The Lung Wedge Resection

Nov. 27 2019 by Sheherzad Raza Preisler Blog Editor
The Lung Wedge Resection

About 13% of all new cases of cancer in the United States are lung cancer. The American Cancer Society (ACS) estimates that that there will be over 228,000 new cases of the disease diagnosed in the US this year alone, with more than 142,000 individuals losing their lives to the disease this year as well. The disease has a particularly high mortality rate: every year, more individuals succumb to lung cancer than to breast, prostate, and colon cancers combined. 

While early stage lung cancer is generally asymptomatic, signs may crop up once the disease has reached an advanced stage. Symptoms of advanced stage lung cancer may include:

  • Bone pain
  • Unintentional weight loss
  • Headache
  • Hoarseness of voice
  • Shortness of breath
  • A new, persistent cough
  • Coughing up blood (even in small amounts)

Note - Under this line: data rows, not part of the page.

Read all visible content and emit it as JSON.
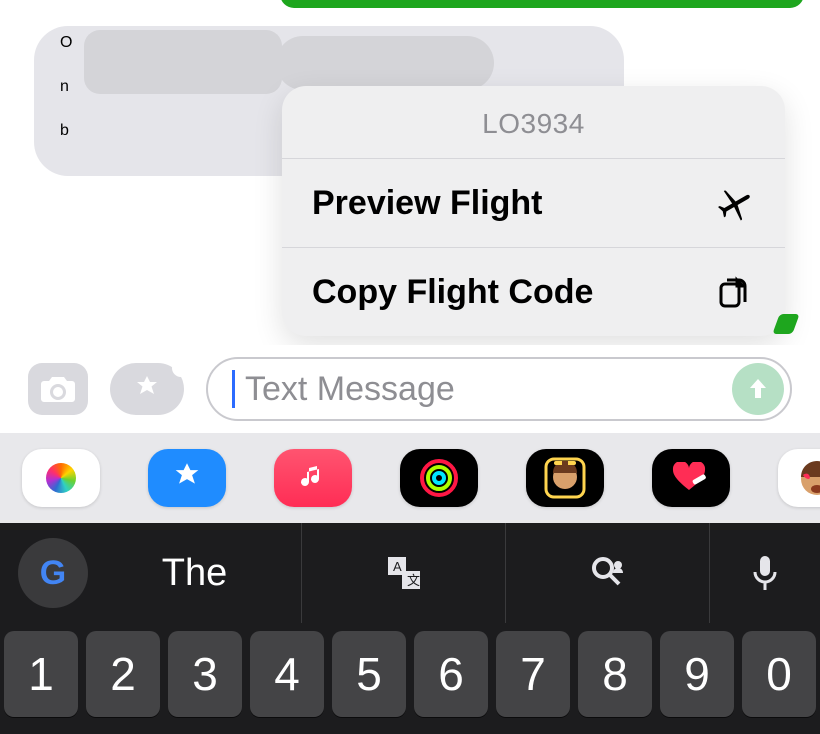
{
  "conversation": {
    "received_line1": "O",
    "received_line2": "n",
    "received_line3": "b"
  },
  "popover": {
    "title": "LO3934",
    "items": [
      {
        "label": "Preview Flight",
        "icon": "airplane-icon"
      },
      {
        "label": "Copy Flight Code",
        "icon": "documents-icon"
      }
    ]
  },
  "compose": {
    "placeholder": "Text Message"
  },
  "suggestions": {
    "word": "The"
  },
  "keys": {
    "n0": "1",
    "n1": "2",
    "n2": "3",
    "n3": "4",
    "n4": "5",
    "n5": "6",
    "n6": "7",
    "n7": "8",
    "n8": "9",
    "n9": "0"
  }
}
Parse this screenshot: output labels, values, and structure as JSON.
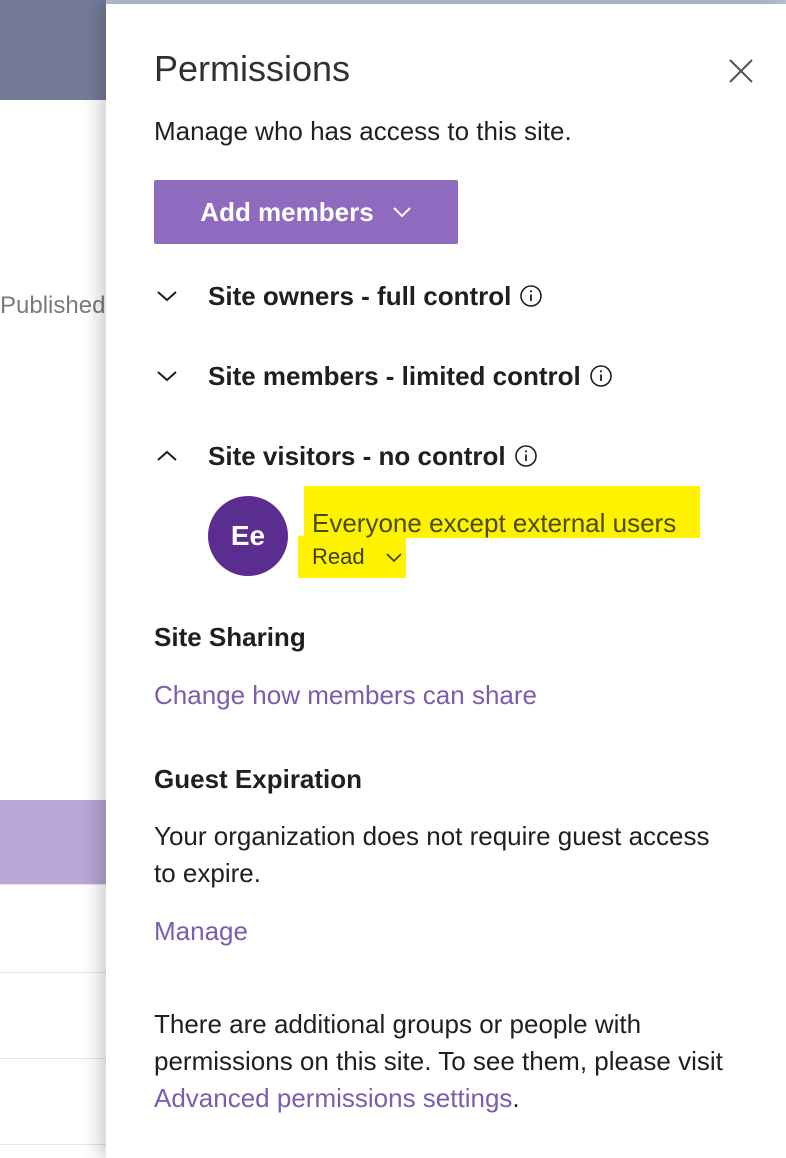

If your doctor suspects you may have lung cancer and finds a suspicious nodule or other type of mass, they may perform a procedure known as a lung resection. There are three major types of lung resection:

  1. Wedge resection: a piece of the lung is surgically removed
  2. Lobectomy: an entire lobe of the lung is surgically removed
  3. Pneumonectomy: the entire lung is surgically removed

The type of lung resection you receive will depend on the problem at hand, and a surgeon may even be able to perform the procedure via minimally invasive techniques.

Lung wedge resection, in particular, involves removing a small wedge-shaped piece of lung tissue to help diagnose lung cancer. It’s considered a great procedure for the treatment of non-small cell lung cancer (NSCLC) in particular, which sometimes needs the removal of small cancer cell lesions called lung nodules. It can be performed as long as the nodules aren’t buried deep inside of the lung tissue.

A wedge resection is also the preferred treatment route for individuals who wouldn’t be able to tolerate the removal of a large portion of their lung–in other words, it can be a viable alternative to a lobectomy. Wedge resections are often done as a complementary therapy to radiation therapy and/or chemotherapy.